Throughout the conference, numerous editors highlighted favorite books or wish lists. Of course, some of those editors are only taking submissions from agents or conference attendees, but the information may be useful to those wondering what's new, hot or wanted in the market at large.
Dianne Hess with Blue Sky Press. Loved getting the mss for Henry's Freedom Box and Adios, Oscar.
Debra Dorfman with Scholastic. Likes funny, laugh-out-loud, high concept series, like Hank Zipper.
David Gale with Simon & Schuster. Greek mythology, SF, page turners, horror (or so it seemed).
Elizabeth Law with Egmont. Mentioned the Moffats. Cheaper by the Dozen. Penderwicks.
Brenda Bowen with Bowen Press. Herbert's Worm Hole. Fresh, unusual, emotional response.
Allyn Johnston with Beach Lane Books. Looking for mss for very young "readers." Mem Fox is a favorite author.
Nancy Conescu with Little, Brown is "always looking for character driven chapter book series. She mentioned a book, This is What I Did. She likes untraditional writing styles, edgier YA with strong voice, and steers clear of quiet literary reads. She also talked about Living Dead Girl, The Patron Saint of Butterflies, and Wave. She said she'd like a YA about living in a cult.
Gretchen Hirsch with HC likes smart, sexy chick-litty novels and offbeat, funny PBs.
Amalia Ellison with Abrams is new and still developing her editorial voice. She mentioned Holes by Louis Sachar, Twilight by Stephanie Meyer, and Goosegirl by Shannon Hale.
Namrata Tripathi with Hyperion looks for voice. She mentioned John Rocco's Moon Powder, Julian Hector's The Little Matador, and a nonfiction picture book, One Thousand Tracings.
We also heard from other authors, who were all entertaining and inspiring. Here are a few tidbits.

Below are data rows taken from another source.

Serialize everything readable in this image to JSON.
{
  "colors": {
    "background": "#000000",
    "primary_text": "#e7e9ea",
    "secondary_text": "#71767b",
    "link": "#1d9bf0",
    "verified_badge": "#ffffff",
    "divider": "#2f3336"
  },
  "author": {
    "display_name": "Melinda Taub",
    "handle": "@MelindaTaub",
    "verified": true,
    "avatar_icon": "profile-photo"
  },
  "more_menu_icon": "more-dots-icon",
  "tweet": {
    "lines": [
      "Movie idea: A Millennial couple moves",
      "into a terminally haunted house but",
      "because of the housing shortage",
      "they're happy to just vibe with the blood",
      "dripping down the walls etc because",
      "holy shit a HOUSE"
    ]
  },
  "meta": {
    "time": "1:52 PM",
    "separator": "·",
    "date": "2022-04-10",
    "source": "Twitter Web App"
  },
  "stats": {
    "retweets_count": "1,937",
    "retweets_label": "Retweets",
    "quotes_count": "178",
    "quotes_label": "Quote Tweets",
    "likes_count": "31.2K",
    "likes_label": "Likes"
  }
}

Leonard Marcus said that in stories, it is the emotion that is important. As he shared the letters written by Ursula Nordstron from his book, Dear Genius, he showed that everyone has had self doubt, even Maurice Sendak. His advice for finishing a novel was this (or maybe it was Ursula's): write a catalog copy. What does the book say or do when the reader is getting to the end?
Alan Katz, author of OOPS! and other books, advised writers to take poetic license and make up words to make rhymes work.
Bruce Coville, author of numerous books, including My Teacher is an Alien, said the best endings turn on a moral choice between two mutually exclusive goods--not between good and bad, or between 2 mutually exclusive bads. And the choice has to be difficult for the character to make. Also, write your story by asking questions and then inventing scenes that answer them.
Rachel Cohn, author of many YAs, including the soon to be released as a major motion picture, Nick & Nora's Infinite Playlist, said she asks and answers three questions in her stories. What does the character want? What is in the way of them getting it? Do they still want it after they get it?
Margaret P Haddix, author of the Missing series, asks this important question in her critique group. Why? What is your character's motivation for doing that? (and her personal real-life-nightmare is a computer hooked up to a piano keyboard that could only use the letters A thru G.) funny!
"If you feel like you're taking a flying leap, I guarantee you that you are." Mark Teague
"To act from joy takes more courage than to act from fear." Bruce Coville
"The first audible sound we make is through tears. The first comprehensible sound we make is laughter." Bruce Coville
"Slow down, and be patient. Become an expert in your field." Steven Malk
Lastly, from Susan Patron, author of The Higher Power of Lucky: "We, our books, are doing good in the world, and that is a fine thing."